▶ [WORK INSTRUCTIONS]: Every line from the one with "Read all visible" through the last line below should be repeated exactly; pictures stay out of the copy.

Page and application data records
# # # # # # #
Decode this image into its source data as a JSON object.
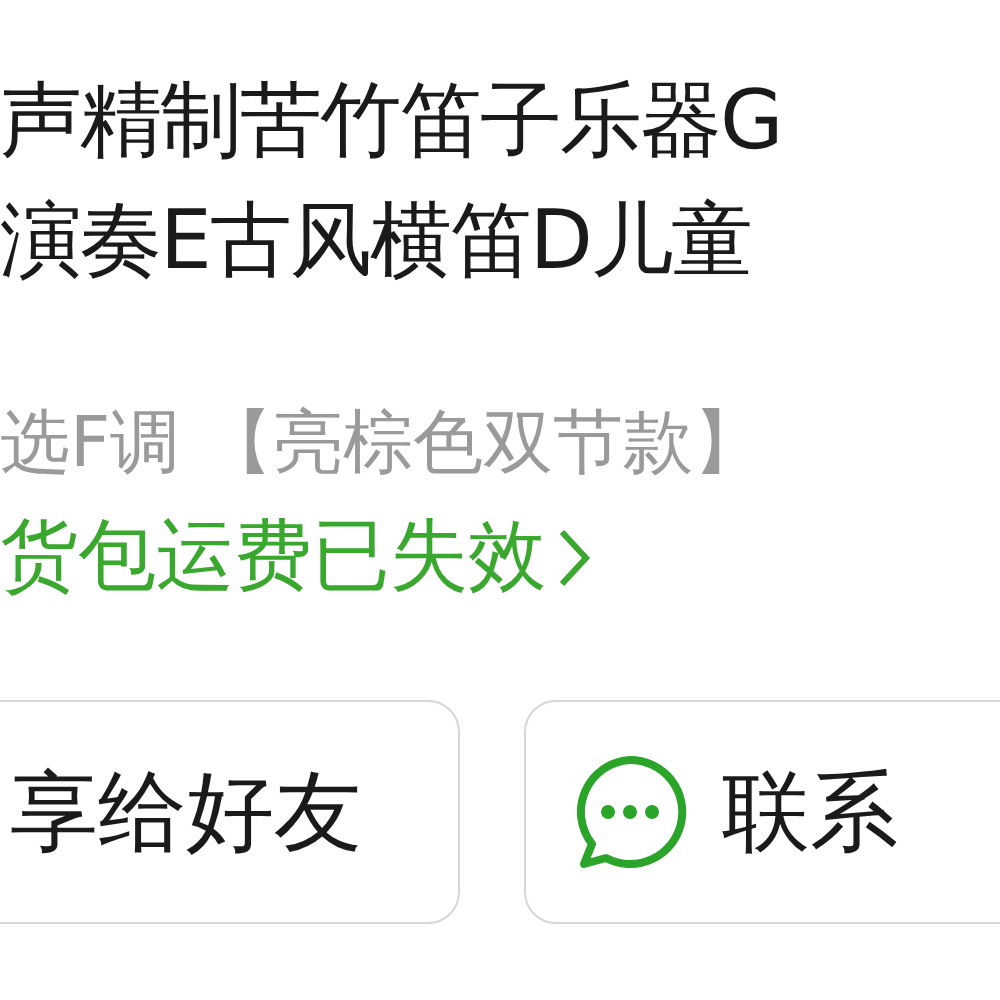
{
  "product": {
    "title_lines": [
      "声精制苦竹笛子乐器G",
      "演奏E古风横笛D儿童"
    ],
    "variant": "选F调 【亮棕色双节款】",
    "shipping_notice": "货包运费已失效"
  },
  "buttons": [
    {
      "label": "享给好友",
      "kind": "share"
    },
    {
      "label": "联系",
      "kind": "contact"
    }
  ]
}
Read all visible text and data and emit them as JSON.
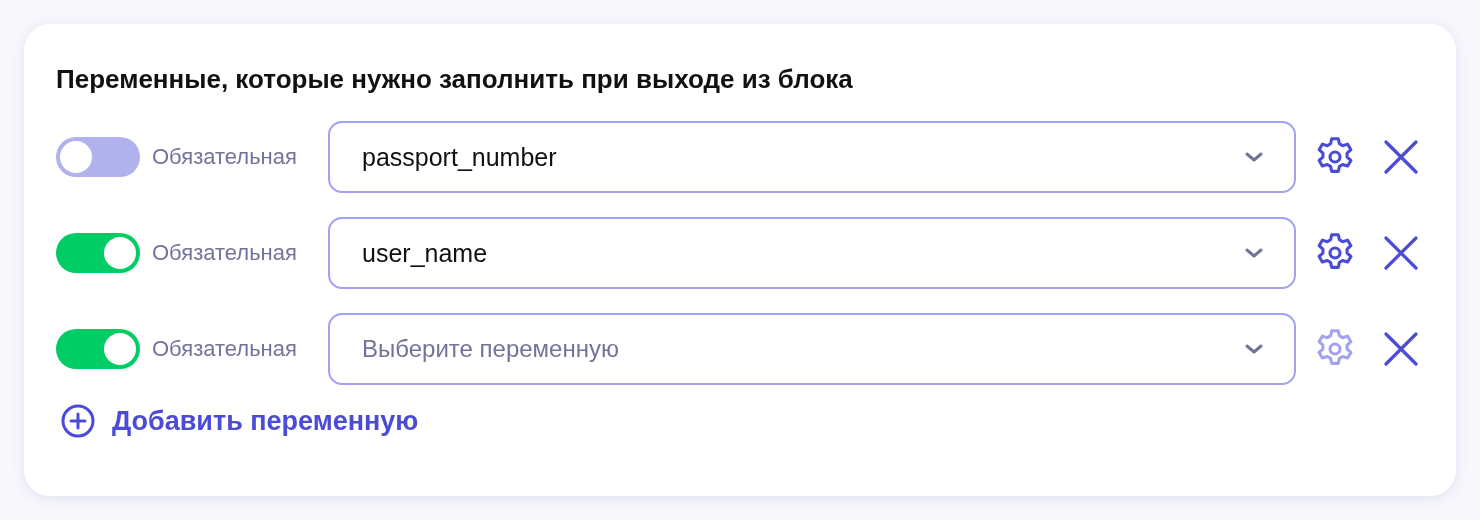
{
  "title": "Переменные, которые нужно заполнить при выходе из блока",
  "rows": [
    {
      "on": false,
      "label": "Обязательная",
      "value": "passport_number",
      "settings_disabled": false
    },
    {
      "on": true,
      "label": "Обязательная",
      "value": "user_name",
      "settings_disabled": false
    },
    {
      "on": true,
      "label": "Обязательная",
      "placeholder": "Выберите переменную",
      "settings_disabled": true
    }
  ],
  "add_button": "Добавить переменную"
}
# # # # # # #
▶ [ANSWER BOX]:
Read all visible text and data and emit them as JSON.
{
  "title": "Переменные, которые нужно заполнить при выходе из блока",
  "rows": [
    {
      "on": false,
      "label": "Обязательная",
      "value": "passport_number",
      "settings_disabled": false
    },
    {
      "on": true,
      "label": "Обязательная",
      "value": "user_name",
      "settings_disabled": false
    },
    {
      "on": true,
      "label": "Обязательная",
      "placeholder": "Выберите переменную",
      "settings_disabled": true
    }
  ],
  "add_button": "Добавить переменную"
}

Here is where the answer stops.